We defend the mince pies, by the by, on the basis that tonight was the Nine Lessons and Carols service. In the days that we were still in the choir, we were always offered them in the reception afterwards as a thank-you, and accordingly it came to mark the point at which mince pies became acceptable Advent fare. Clearly the habit has stuck. Also, we had guests this evening and wanted to offer them a suitable sweet.
We’re still humming the music from the Nine Lessons and thinking of Advent this evening, so we thought we’d cheat a bit and borrow a poem we’ve posted before that anticipates the season.

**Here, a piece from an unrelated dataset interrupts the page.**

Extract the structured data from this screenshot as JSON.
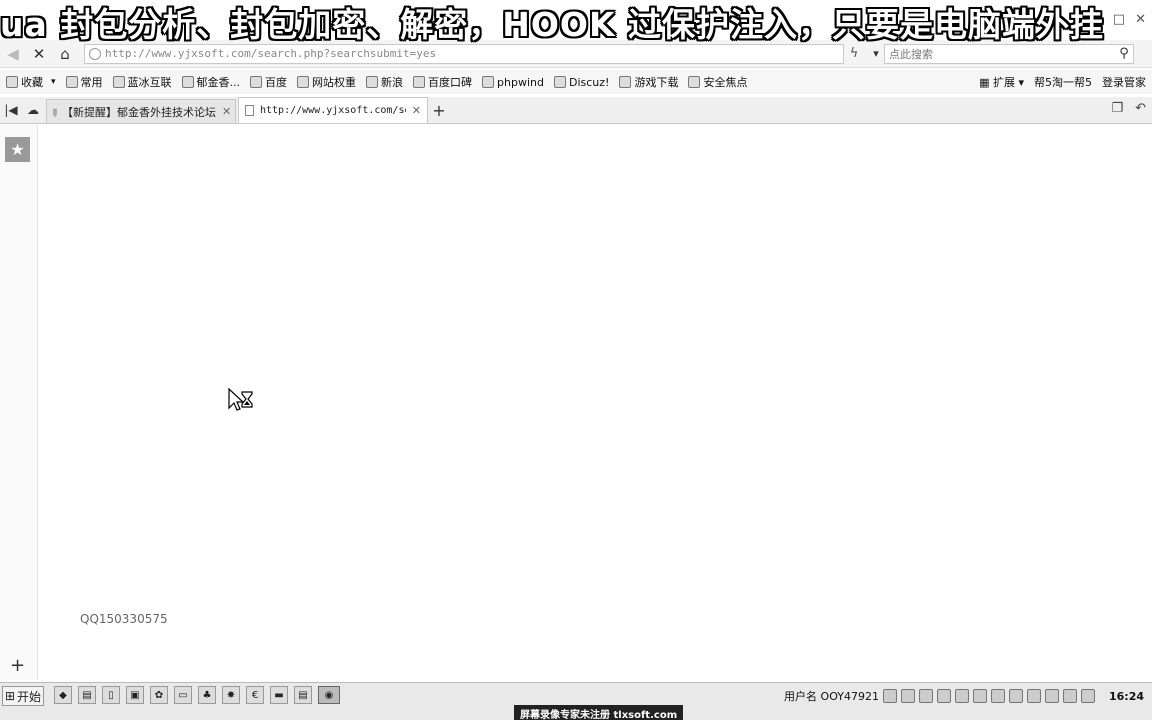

John Mead Faulkner
We have done with dogma and divinity,
Easter and Whitsun past,
The long, long Sundays after Trinity
Are here with us at last;

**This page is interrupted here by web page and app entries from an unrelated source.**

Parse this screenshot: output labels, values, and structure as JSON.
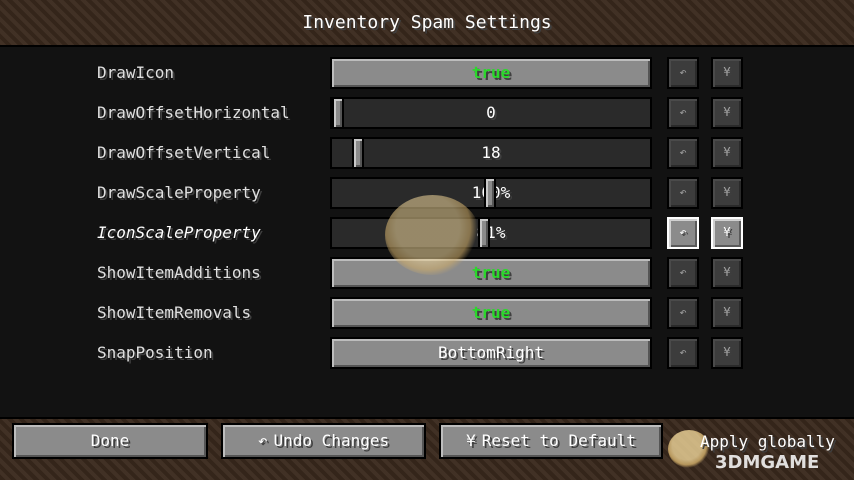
{
  "screen": {
    "title": "Inventory Spam Settings"
  },
  "settings": [
    {
      "label": "DrawIcon",
      "type": "toggle",
      "value": "true"
    },
    {
      "label": "DrawOffsetHorizontal",
      "type": "slider",
      "value": "0",
      "position": 0.0
    },
    {
      "label": "DrawOffsetVertical",
      "type": "slider",
      "value": "18",
      "position": 0.07
    },
    {
      "label": "DrawScaleProperty",
      "type": "slider",
      "value": "100%",
      "position": 0.48
    },
    {
      "label": "IconScaleProperty",
      "type": "slider",
      "value": "81%",
      "position": 0.46
    },
    {
      "label": "ShowItemAdditions",
      "type": "toggle",
      "value": "true"
    },
    {
      "label": "ShowItemRemovals",
      "type": "toggle",
      "value": "true"
    },
    {
      "label": "SnapPosition",
      "type": "select",
      "value": "BottomRight"
    }
  ],
  "row_actions": {
    "undo_icon": "undo-arrow-icon",
    "reset_icon": "reset-icon",
    "undo_glyph": "↶",
    "reset_glyph": "¥"
  },
  "footer": {
    "done": "Done",
    "undo": "Undo Changes",
    "undo_glyph": "↶",
    "reset": "Reset to Default",
    "reset_glyph": "¥",
    "apply_globally": "Apply globally"
  },
  "watermark": "3DMGAME",
  "colors": {
    "true_value": "#2bd82b",
    "button": "#8b8b8b",
    "panel": "#121212"
  }
}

The passionless Sundays after Trinity,
Neither feast-day nor fast.
Christmas comes with plenty,
Lent spreads out its pall,
But these are five and twenty,
The longest Sundays of all;
The placid Sundays after Trinity,
Wheat-harvest, fruit-harvest, Fall.
Spring with its burst is over,
Summer has had its day,
The scented grasses and clover
Are cut, and dried into hay;
The singing-birds are silent,
And the swallows flown away.
Post pugnam pausa fiet;
Lord, we have made our choice;
In the stillness of autumn quiet,
We have heard the still, small voice.
We have sung Oh where shall Wisdom?
Thick paper, folio, Boyce.
Let it not all be sadness,
Nor omnia vanitas,
Stir up a little gladness
To lighten the Tibi cras;
Send us that little summer,
That comes with Martinmas.
When still the cloudlet dapples
The windless cobalt blue,
And the scent of gathered apples
Fills all the store-rooms through,
The gossamer silvers the bramble,
The lawns are gemmed with dew.
An end of tombstone Latinity,
Stir up sober mirth,
Twenty-fifth after Trinity,
Kneel with the listening earth
Behind the Advent trumpets
They are singing Emmanuel’s birth.